**WHAT THE EXERCISE ASKS**
Among the lines of the material, copy those that hold the string "time".

**THE INPUT**
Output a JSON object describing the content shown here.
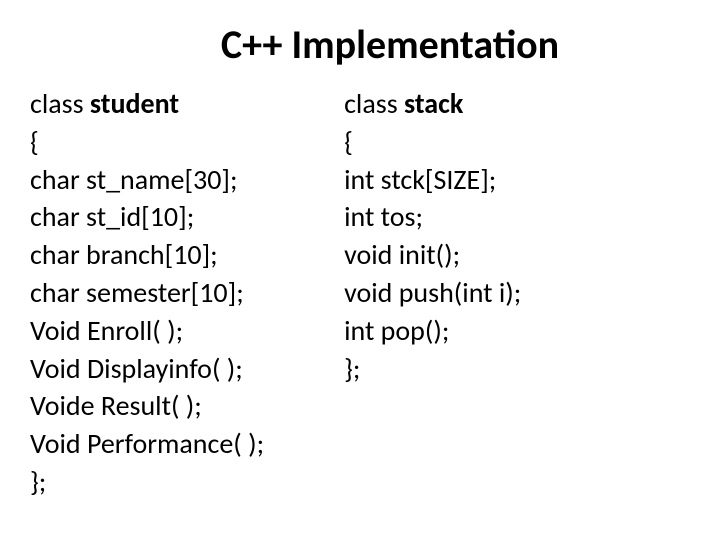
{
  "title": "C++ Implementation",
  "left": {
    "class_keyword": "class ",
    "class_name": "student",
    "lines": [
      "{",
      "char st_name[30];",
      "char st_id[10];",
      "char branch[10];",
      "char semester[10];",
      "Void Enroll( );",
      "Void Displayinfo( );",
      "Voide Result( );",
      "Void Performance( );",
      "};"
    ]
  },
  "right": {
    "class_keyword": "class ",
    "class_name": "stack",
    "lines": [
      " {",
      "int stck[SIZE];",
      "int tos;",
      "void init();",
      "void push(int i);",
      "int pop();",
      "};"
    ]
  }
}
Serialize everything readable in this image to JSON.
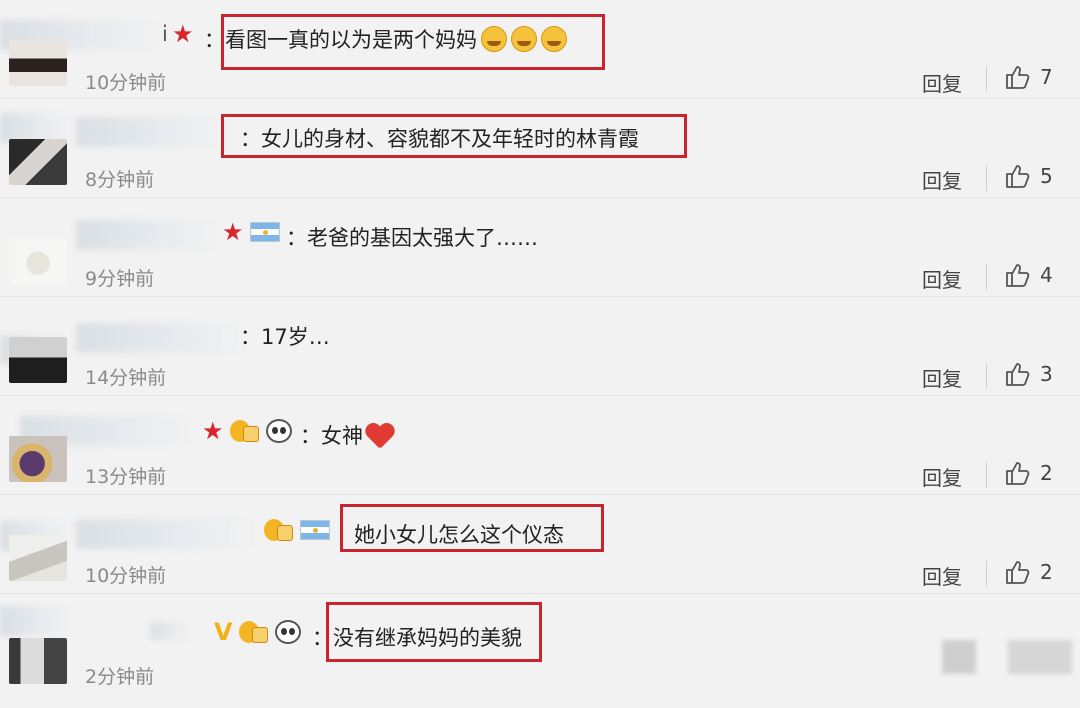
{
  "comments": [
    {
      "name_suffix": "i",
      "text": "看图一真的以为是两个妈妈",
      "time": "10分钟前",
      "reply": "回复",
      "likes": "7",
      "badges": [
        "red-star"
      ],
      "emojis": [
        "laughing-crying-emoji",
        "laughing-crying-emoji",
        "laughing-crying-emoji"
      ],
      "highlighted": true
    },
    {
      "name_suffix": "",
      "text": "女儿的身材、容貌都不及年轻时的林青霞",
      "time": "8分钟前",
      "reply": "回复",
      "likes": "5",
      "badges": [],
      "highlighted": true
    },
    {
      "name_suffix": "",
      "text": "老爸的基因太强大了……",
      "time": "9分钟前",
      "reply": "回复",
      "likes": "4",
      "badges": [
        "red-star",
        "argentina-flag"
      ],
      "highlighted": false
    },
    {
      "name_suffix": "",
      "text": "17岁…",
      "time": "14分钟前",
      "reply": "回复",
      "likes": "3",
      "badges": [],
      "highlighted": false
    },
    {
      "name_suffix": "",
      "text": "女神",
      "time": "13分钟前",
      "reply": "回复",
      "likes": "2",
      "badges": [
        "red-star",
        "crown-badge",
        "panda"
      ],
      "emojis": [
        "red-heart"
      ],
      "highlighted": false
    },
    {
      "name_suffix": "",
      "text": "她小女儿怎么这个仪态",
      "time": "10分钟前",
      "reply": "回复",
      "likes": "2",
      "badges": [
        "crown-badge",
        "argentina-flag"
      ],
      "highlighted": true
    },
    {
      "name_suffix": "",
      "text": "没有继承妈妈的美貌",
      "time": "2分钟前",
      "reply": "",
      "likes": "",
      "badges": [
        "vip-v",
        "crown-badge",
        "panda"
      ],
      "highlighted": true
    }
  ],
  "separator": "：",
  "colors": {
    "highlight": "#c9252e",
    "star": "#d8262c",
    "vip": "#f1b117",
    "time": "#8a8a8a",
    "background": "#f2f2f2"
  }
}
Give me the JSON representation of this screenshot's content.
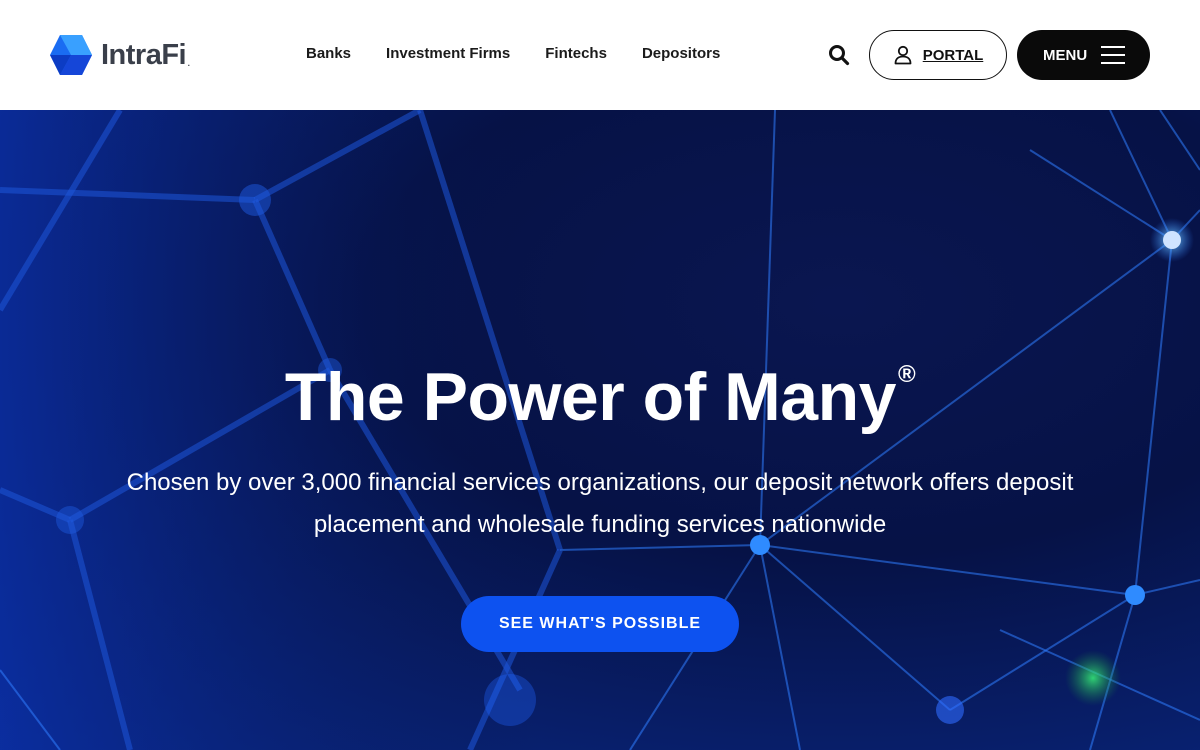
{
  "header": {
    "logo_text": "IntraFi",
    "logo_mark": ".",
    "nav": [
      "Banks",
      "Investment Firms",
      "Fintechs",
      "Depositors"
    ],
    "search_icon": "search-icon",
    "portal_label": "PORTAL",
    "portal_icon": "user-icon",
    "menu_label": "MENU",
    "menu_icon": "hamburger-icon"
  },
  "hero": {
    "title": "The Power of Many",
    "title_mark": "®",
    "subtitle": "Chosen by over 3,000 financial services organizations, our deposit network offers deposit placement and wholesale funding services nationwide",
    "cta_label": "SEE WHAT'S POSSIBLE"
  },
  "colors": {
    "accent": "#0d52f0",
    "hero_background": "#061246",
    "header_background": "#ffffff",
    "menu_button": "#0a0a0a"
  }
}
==
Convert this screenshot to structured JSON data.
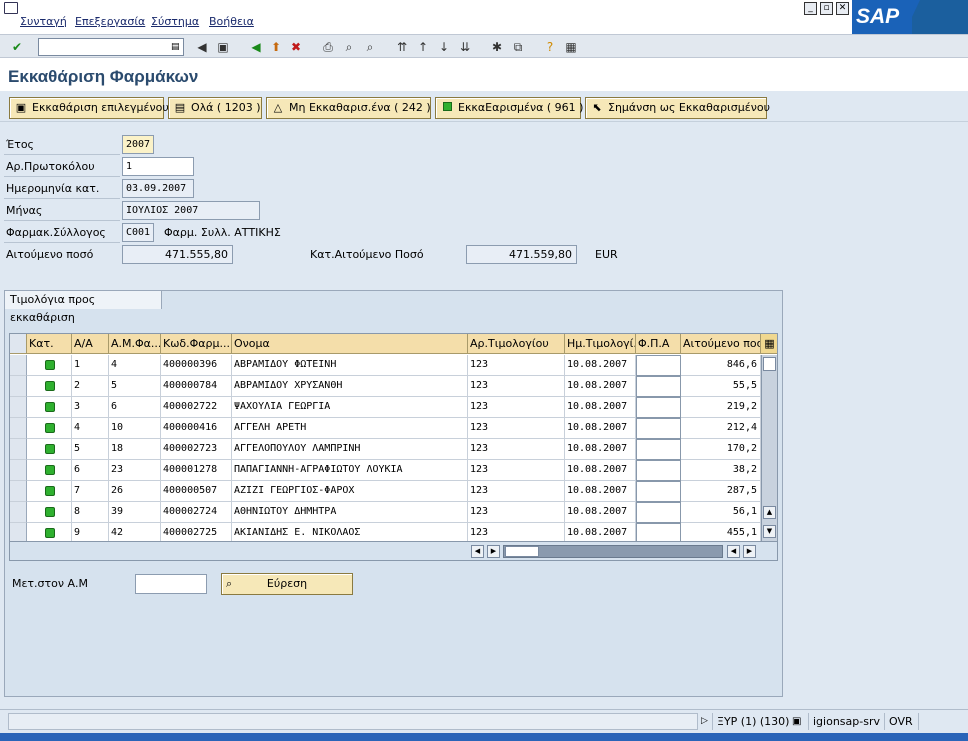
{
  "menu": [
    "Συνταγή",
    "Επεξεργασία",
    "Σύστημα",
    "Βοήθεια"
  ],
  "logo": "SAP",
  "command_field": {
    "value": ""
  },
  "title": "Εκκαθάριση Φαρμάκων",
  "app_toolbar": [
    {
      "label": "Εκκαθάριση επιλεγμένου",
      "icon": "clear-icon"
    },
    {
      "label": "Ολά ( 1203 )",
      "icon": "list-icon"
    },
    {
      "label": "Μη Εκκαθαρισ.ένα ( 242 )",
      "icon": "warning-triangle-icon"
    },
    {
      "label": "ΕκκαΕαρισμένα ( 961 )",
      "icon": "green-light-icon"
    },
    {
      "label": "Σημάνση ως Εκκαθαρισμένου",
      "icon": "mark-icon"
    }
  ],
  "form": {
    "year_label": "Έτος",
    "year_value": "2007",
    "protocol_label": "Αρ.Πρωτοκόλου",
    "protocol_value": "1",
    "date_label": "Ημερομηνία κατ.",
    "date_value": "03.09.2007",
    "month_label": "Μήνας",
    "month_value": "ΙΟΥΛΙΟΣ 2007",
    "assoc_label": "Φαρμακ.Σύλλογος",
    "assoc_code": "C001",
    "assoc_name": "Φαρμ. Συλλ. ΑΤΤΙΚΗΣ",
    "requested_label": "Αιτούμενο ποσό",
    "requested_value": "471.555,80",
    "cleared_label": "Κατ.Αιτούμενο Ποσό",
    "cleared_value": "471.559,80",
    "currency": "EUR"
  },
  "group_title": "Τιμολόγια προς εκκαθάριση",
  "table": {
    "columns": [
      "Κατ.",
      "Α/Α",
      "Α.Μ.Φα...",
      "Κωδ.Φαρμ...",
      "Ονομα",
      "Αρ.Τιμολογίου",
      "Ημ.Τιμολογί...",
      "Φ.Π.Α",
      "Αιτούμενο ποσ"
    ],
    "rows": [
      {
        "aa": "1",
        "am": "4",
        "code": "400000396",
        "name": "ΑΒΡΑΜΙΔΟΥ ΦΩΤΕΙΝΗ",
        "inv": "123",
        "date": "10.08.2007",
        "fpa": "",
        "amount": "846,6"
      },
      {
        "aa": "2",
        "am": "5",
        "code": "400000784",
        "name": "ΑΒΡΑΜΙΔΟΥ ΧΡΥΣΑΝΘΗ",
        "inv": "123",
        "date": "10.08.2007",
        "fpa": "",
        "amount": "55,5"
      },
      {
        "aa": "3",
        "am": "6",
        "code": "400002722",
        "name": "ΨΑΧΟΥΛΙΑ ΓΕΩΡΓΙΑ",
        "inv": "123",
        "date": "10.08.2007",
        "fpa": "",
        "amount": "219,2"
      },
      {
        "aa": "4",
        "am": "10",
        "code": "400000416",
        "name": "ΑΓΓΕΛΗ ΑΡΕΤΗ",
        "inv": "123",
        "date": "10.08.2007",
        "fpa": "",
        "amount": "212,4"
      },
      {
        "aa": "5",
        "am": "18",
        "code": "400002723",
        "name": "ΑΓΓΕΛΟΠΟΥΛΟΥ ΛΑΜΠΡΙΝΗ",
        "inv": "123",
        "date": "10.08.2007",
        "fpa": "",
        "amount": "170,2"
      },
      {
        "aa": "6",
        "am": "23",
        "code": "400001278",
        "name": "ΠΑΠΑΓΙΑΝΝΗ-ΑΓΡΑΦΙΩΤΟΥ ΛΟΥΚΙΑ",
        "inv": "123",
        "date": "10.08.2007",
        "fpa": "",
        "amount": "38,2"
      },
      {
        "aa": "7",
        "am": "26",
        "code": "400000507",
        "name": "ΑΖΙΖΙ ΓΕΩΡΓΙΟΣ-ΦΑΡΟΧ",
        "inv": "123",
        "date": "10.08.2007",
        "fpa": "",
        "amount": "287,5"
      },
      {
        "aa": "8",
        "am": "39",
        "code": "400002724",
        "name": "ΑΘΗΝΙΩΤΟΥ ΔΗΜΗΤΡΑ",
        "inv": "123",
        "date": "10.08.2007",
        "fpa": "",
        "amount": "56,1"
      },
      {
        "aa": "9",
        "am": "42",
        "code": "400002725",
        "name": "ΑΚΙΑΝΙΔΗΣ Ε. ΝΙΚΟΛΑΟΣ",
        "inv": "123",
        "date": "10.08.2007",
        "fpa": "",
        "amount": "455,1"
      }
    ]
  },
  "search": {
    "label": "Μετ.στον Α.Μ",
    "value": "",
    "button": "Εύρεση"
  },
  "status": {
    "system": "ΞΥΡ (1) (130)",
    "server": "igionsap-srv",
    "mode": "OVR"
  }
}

**YOUR RESPONSE**
      "time": "10分钟前",
      "time": "8分钟前",
      "time": "9分钟前",
      "time": "14分钟前",
      "time": "13分钟前",
      "time": "10分钟前",
      "time": "2分钟前",
    "time": "#8a8a8a",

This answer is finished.